I got a call a few weeks ago from a local farm lady. “You want to see our barn, it’s unusual, I think you’ll be interested,” she said in that direct local way.
Well, yes, it was different in many ways. On a sunny day I drove up the long driveway in Bentinck Township, north of Hanover, Ontario, with the barn half hidden by Manitoba Maple trees. There was Orval and Marion Becker, 83 and 81 respectively, sitting in their driveway on lawn chairs waiting for me.
They had purchased the farm in 1954, for $11,500, from the Patersons, who had taken the land out of the crown in 1855, making the Beckers only the second family to own it.
The Beckers started out farming in the traditional way , a mixed farm operation—milk cows, beef, chickens, eggs, pigs-- and crops that fed the livestock and a large vegetable garden that fed the family. “We had everything we needed at one time,” Marion said. Soon Orval purchased another two adjoining farms and expanded his operation into beef, milking cows and up to 800 laying hens.
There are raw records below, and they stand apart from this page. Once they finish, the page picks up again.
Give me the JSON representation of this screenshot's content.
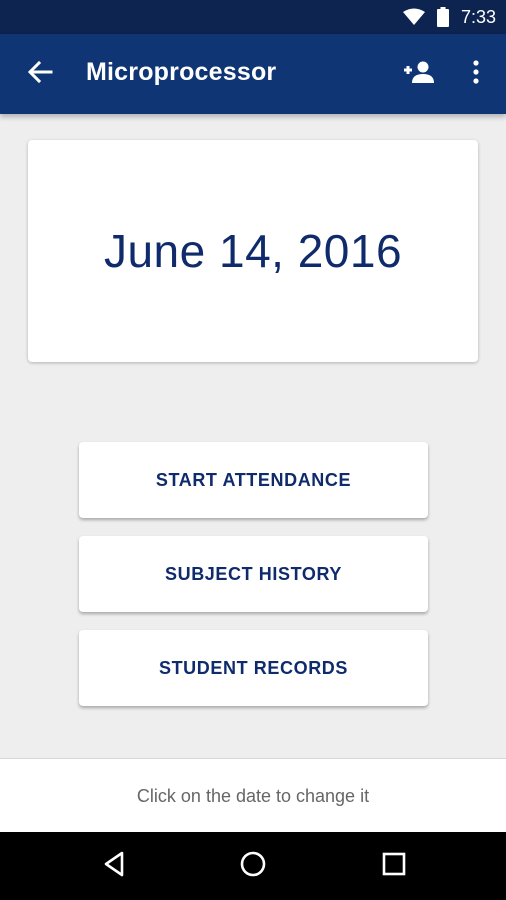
{
  "status_bar": {
    "time": "7:33",
    "icons": [
      "wifi-icon",
      "battery-icon"
    ]
  },
  "app_bar": {
    "title": "Microprocessor",
    "icons": [
      "arrow-back-icon",
      "person-add-icon",
      "more-vert-icon"
    ]
  },
  "date_card": {
    "date": "June 14, 2016"
  },
  "actions": [
    {
      "label": "START ATTENDANCE"
    },
    {
      "label": "SUBJECT HISTORY"
    },
    {
      "label": "STUDENT RECORDS"
    }
  ],
  "hint": {
    "text": "Click on the date to change it"
  },
  "navigation": {
    "icons": [
      "nav-back-icon",
      "nav-home-icon",
      "nav-recents-icon"
    ]
  },
  "colors": {
    "status_bar": "#0d2350",
    "app_bar": "#0f3575",
    "accent_text": "#0f2b6b",
    "background": "#eeeeee"
  }
}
The home farm had an unusual barn. The main barn was a 40 foot by 60 foot timber frame built in the 1880’s while the attached straw barn, 30 by 50 feet, built a few years later, was a little different. Because of the steep slope where the original barn was constructed into the bank, the second barn’s stables, were lower the main barn’s. And, it used to be a drive through barn, meaning two main doors that a horse and wagon could go in one side and come out the other, so at one time it was on ground level. Now one set of main doors are eight feet in the air! When Orval decided to go into the egg business, he built another floor in the straw barn to house his hens, with the windows still evident near the peak of the barn, making it a three-storey barn.
In about 1980 Orval sold all his commercial livestock and began a cash crop business. Although he was very busy at certain times, planting and harvesting, it left some time open for a passion he had, collecting antique vehicles. As I entered the main barn I was met with an amazing sight—the barn was full of antique cars of every description, and parts piled high in every corner. There was his first car he bought, a Model T Ford, and there was his favourite, a 1928 Erskine, so named after the Studebaker president. “People ask me what did you get all this junk for,” laughed Orval. When others heard of his collection they brought over their antiques and soon Orval had a part time business repairing antique cars and finding parts for customers. There is a field of cars behind the barn and two more driving sheds full.
When I asked him why he didn’t begin to sell some of those valuable vehicles , he told me he didn’t know where to begin. “Now everything I got makes me a prisoner to what I have collected.”
This year Orval had a local Mennonite repair his main barn as the gangway foundation was caving in. “You have to decide whether the barn is an asset or a liability,” he said. He laments the fact that so many are not being maintained and are falling down.